The CEA has just released the newest quarterly report on the impact of the ARRA. In addition to tabulating the impacts on output and employment, there’s a special section by Chris Carroll (one of the leading authorities on modeling consumption behavior — I used to teach his papers in my PhD macro course), which concludes in the absence of the ARRA “…consumer spending would likely have continued to fall” (which is consistent with my post from a couple days ago).
From the CEA blog:
To date, there has been more than $200 billion of tax relief and income support provided to households by the ARRA. These funds have had a disproportionately large impact on the incomes of middle- and lower-income families.
CEA estimates that without these provisions, household real disposable income would have fallen substantially in 2009. Figure 6 from the report (reproduced below) shows actual after-tax family income alongside income without the tax relief and income support provisions of the Recovery Act. Without the tax cuts and income support provisions of the ARRA, consumer spending would not have rebounded as it did and, indeed, would likely have continued to fall.
As of 2010:Q1, the tax relief and income support provisions of the Recovery Act have saved or created between 1.1 and 1.4 million jobs, or roughly one-half of the total number of jobs saved or created by the Act.
Figure 5 decomposes the augmentation to disposable income arising from ARRA; Figure 6 presents the impact on disposable income.
Figure 5 from CEA, THE ECONOMIC IMPACT OF THE
AMERICAN RECOVERY AND REINVESTMENT ACT OF 2009 THIRD QUARTERLY REPORT
APRIL 14, 2010.
After some discussion of various recent analyses of consumer behavior, the report concludes:

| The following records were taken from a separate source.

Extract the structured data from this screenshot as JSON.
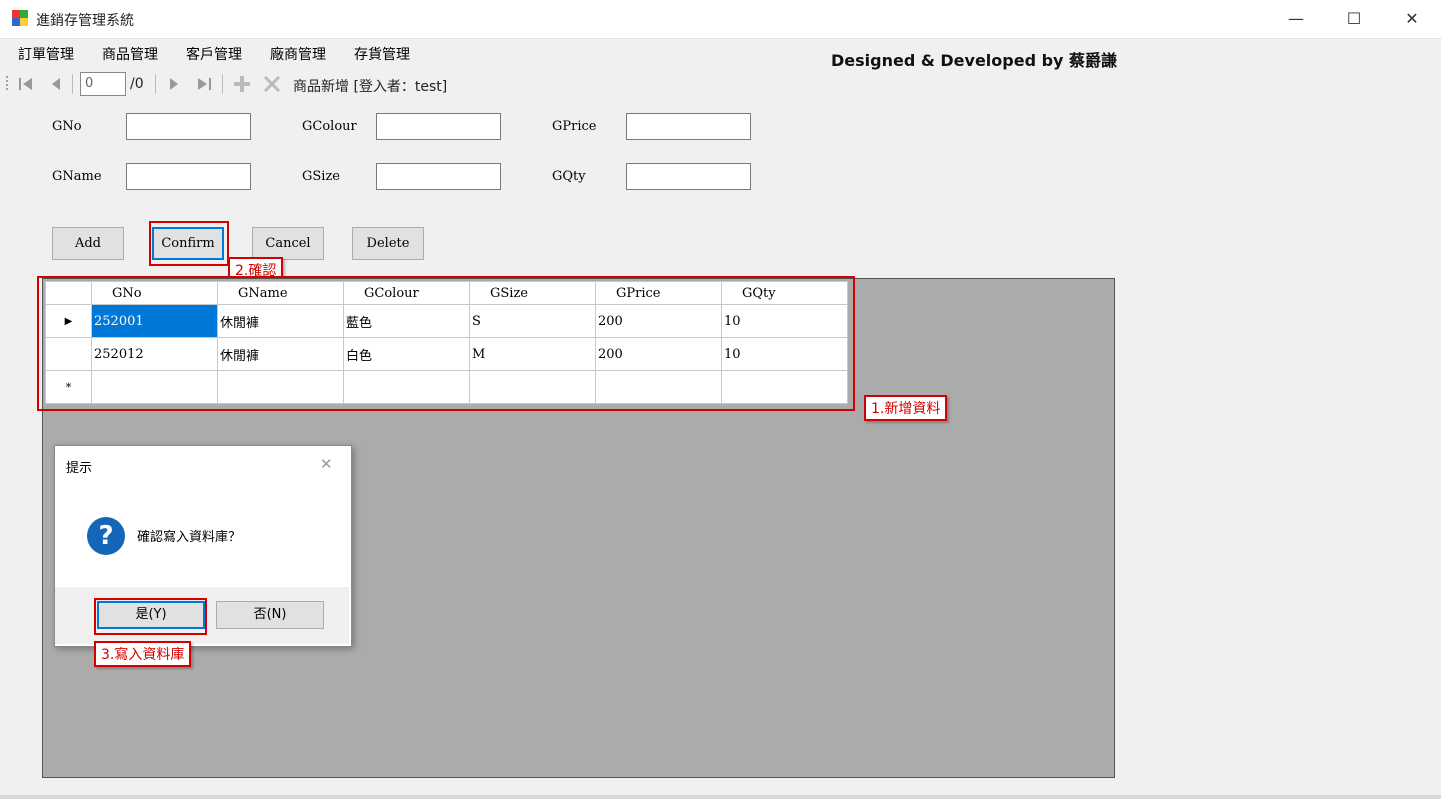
{
  "window": {
    "title": "進銷存管理系統",
    "minimize": "—",
    "maximize": "☐",
    "close": "✕"
  },
  "menu": [
    {
      "label": "訂單管理"
    },
    {
      "label": "商品管理"
    },
    {
      "label": "客戶管理"
    },
    {
      "label": "廠商管理"
    },
    {
      "label": "存貨管理"
    }
  ],
  "credit": "Designed & Developed by 蔡爵謙",
  "toolbar": {
    "position": "0",
    "count": "/0",
    "status": "商品新增  [登入者：test]"
  },
  "form": {
    "labels": {
      "gno": "GNo",
      "gname": "GName",
      "gcolour": "GColour",
      "gsize": "GSize",
      "gprice": "GPrice",
      "gqty": "GQty"
    }
  },
  "buttons": {
    "add": "Add",
    "confirm": "Confirm",
    "cancel": "Cancel",
    "delete": "Delete"
  },
  "grid": {
    "columns": [
      "GNo",
      "GName",
      "GColour",
      "GSize",
      "GPrice",
      "GQty"
    ],
    "rows": [
      [
        "252001",
        "休閒褲",
        "藍色",
        "S",
        "200",
        "10"
      ],
      [
        "252012",
        "休閒褲",
        "白色",
        "M",
        "200",
        "10"
      ]
    ],
    "current_row_marker": "▶",
    "new_row_marker": "*"
  },
  "dialog": {
    "title": "提示",
    "message": "確認寫入資料庫？",
    "yes": "是(Y)",
    "no": "否(N)",
    "close": "✕",
    "icon": "?"
  },
  "annotations": {
    "step1": "1.新增資料",
    "step2": "2.確認",
    "step3": "3.寫入資料庫"
  },
  "colors": {
    "annotation": "#d40000",
    "selection": "#0078d7",
    "grid_background": "#ababab"
  }
}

Together with the spending dynamics from the extra income in 2009, the $73 billion in tax relief and income support in 2010:Q1 directly raised household spending by $47 billion (not at an annual rate)…